debriefing is important

How to Debrief and Why It Matters

Recently, Reka and I facilitated our first offsite couples retreat. We learned that we have huge opportunities for improvement; however, for the most part, it was a spectacular experience. Last night, the two of us sat on our back deck, ate dinner, and started the first day of a multi-day debrief. Sometimes, I call this process a “postmortem” examination. Whatever you call it, taking the time to review what worked, what didn’t, and what can be done better for the next time has tremendous value.

Reka, still excited from the weekend, wanted to dive right in. I love the idea of her being more engaged in the process and owning what it will look like in its next iteration. But, for this review, our start was a bit clunky. Reka immediately focused on the specifics and tactics. Though they definitely had value, we found ourselves stumbling a bit. Frustrated, Reka asked me to offer some suggestions. 

I realized that this might be the first time Reka had participated in a debrief like this, and that she did not think the same as me. Even though I may be wired to dig in, question, and be curious about what worked and what didn’t, others may not be wired that way. With that in mind, I suggested we start by looking at it from the 60,000-foot level then slowly zoom in to the specific tactics. To do this, we both took about 10 minutes and wrote our answers to these three questions:

  • What worked?
  • What didn’t work?
  • What can we do better next time?

The intention was to have a little celebration, put all options on the table, and really step back to consider these three questions. Of course, these questions led to many more questions, such as:

  • Did we help our participants?
  • How did we work together?
  • Was this fun?
  • What can I do better?
  • Where can I let go?
  • Is this the highest and best use of our time?
  • What could we have done better to prepare?
  • Was the flow right?
  • How can we simplify it?
  • How can we scale it?
  • Should we change the flow? If so, how?
  • Where should we do this?

…and on and on. The point is this, the initial questions acted as a prompt, starting from the 60,000-foot level to help us to test our hypotheses. From here, we had a different question at each level, with every question helping us to verify that we were on the right track; this then provides a starting point to dig into the next level. We did this step by step, level by level, until we reached the very specific details – right down to “bring more fruit for snacks”.

It sounds rather simple, but people often want to dive into the details first. Start high, answer the questions that arise on that level, and then proceed to the next level.

Starting high, we realized that our three biggest victories were:

  • Reka and I work well together and it was fun
  • Our structured process works and helped the participants
  • The people we worked with became even closer friends and will be for life (We feel very fortunate to be a part of this!)

These were our top three take-aways; everything else ends up being tactics. They are important details, but details nonetheless.
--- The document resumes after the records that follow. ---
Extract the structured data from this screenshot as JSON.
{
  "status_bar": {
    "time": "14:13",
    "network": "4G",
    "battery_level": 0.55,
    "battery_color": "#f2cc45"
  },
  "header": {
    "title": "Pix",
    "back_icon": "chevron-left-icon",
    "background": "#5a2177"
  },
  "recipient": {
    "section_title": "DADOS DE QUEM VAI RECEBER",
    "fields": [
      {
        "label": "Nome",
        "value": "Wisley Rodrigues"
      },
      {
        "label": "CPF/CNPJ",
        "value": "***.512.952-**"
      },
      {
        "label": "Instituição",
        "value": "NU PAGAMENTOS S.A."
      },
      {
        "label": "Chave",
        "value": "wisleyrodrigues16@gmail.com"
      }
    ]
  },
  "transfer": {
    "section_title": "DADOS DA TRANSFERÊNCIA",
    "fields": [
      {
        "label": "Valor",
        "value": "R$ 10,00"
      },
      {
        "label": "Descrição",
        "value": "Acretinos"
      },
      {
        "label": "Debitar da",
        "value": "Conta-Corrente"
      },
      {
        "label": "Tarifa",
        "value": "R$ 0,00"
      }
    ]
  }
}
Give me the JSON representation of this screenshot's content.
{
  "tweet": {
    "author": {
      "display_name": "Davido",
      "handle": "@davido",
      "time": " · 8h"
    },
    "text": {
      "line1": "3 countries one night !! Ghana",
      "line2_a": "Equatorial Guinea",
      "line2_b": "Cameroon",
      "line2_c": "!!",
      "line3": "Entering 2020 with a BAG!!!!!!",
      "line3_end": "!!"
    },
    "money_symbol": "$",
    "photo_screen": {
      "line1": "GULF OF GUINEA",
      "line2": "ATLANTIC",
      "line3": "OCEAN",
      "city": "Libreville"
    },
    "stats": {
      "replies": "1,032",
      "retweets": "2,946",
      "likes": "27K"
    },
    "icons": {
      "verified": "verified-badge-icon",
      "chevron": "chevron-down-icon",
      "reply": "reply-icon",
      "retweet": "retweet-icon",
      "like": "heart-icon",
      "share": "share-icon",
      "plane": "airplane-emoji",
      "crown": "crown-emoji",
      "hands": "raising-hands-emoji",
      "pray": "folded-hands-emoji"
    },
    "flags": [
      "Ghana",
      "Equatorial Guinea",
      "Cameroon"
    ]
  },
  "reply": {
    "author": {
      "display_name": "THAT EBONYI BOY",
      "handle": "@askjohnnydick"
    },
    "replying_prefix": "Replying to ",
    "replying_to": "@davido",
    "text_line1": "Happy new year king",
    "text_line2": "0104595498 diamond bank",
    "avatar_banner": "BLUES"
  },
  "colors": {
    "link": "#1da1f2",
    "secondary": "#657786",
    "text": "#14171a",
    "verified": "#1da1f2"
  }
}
Beginning with these helped us to start high and drill our way down.

Based on the initial discussion we had after our first night of the debrief, we decided to shift some things. Reka is reworking the agenda, the workbook, and the flow of the entire retreat. I am digging in to improve the exercises that were a little clunky, and we are both documenting the process so we can use it again in the future.

The next retreat will take much less to prepare for, as we’ll be able to use the info we’re documenting now to save even more time. We believe this will assist us in improving and revamping the material, presentation, and process for the next retreat. And when that retreat is over, we will do another debrief…and so on and so on.

So, the next time you have an event that took a great deal of preparation, remember that it’s the debrief and the lessons learned that often hold the greatest value.

Are you interested in learning more about the debrief process? Need some guidance with digging in? We can help! Contact us today to find out how.

Share on facebook
Facebook
Share on google
Google+
Share on twitter
Twitter
Share on linkedin
LinkedIn
Share on pinterest
Pinterest

Leave a Reply

Share This Page

Share on facebook
Share on google
Share on twitter
Share on linkedin
Share on whatsapp

Most Recent Articles:

Archives
Close Menu